* WORK ITEM *
Output the data unchanged and complete, minus the images.

* LISTED RECORDS *
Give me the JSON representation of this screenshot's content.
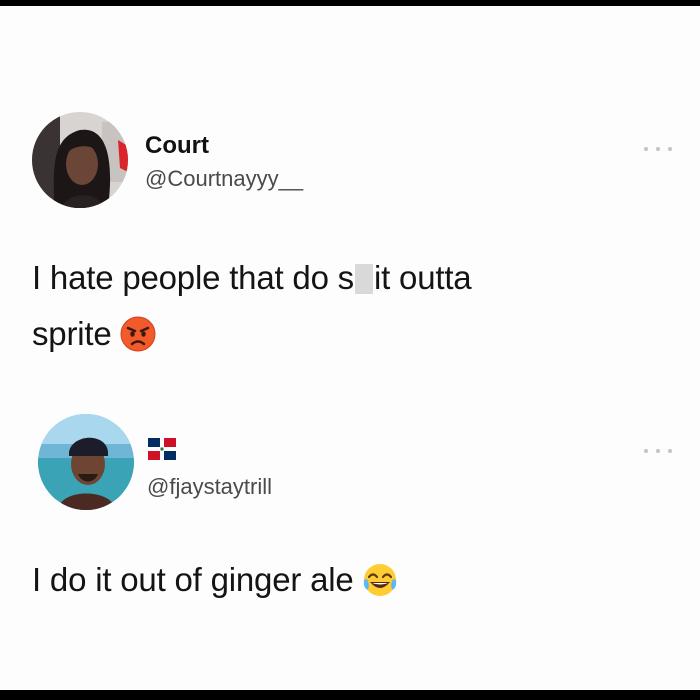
{
  "tweet1": {
    "display_name": "Court",
    "handle": "@Courtnayyy__",
    "text_line1_part1": "I hate people that do s",
    "text_line1_part2": "it outta",
    "text_line2": "sprite",
    "avatar_icon": "profile-photo-woman",
    "emoji": "angry-face-emoji",
    "more_icon": "more-options-icon"
  },
  "tweet2": {
    "flag_icon": "dominican-republic-flag-icon",
    "handle": "@fjaystaytrill",
    "text": "I do it out of ginger ale",
    "avatar_icon": "profile-photo-man",
    "emoji": "face-with-tears-of-joy-emoji",
    "more_icon": "more-options-icon"
  },
  "colors": {
    "background": "#fdfdfd",
    "frame": "#000000",
    "text": "#141414",
    "handle": "#4a4a4a",
    "flag_blue": "#002d62",
    "flag_red": "#ce1126"
  }
}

* REPLY TO THE EXERCISE *
Give me the JSON representation of this screenshot's content.
{
  "tweet1": {
    "display_name": "Court",
    "handle": "@Courtnayyy__",
    "text_line1_part1": "I hate people that do s",
    "text_line1_part2": "it outta",
    "text_line2": "sprite",
    "avatar_icon": "profile-photo-woman",
    "emoji": "angry-face-emoji",
    "more_icon": "more-options-icon"
  },
  "tweet2": {
    "flag_icon": "dominican-republic-flag-icon",
    "handle": "@fjaystaytrill",
    "text": "I do it out of ginger ale",
    "avatar_icon": "profile-photo-man",
    "emoji": "face-with-tears-of-joy-emoji",
    "more_icon": "more-options-icon"
  },
  "colors": {
    "background": "#fdfdfd",
    "frame": "#000000",
    "text": "#141414",
    "handle": "#4a4a4a",
    "flag_blue": "#002d62",
    "flag_red": "#ce1126"
  }
}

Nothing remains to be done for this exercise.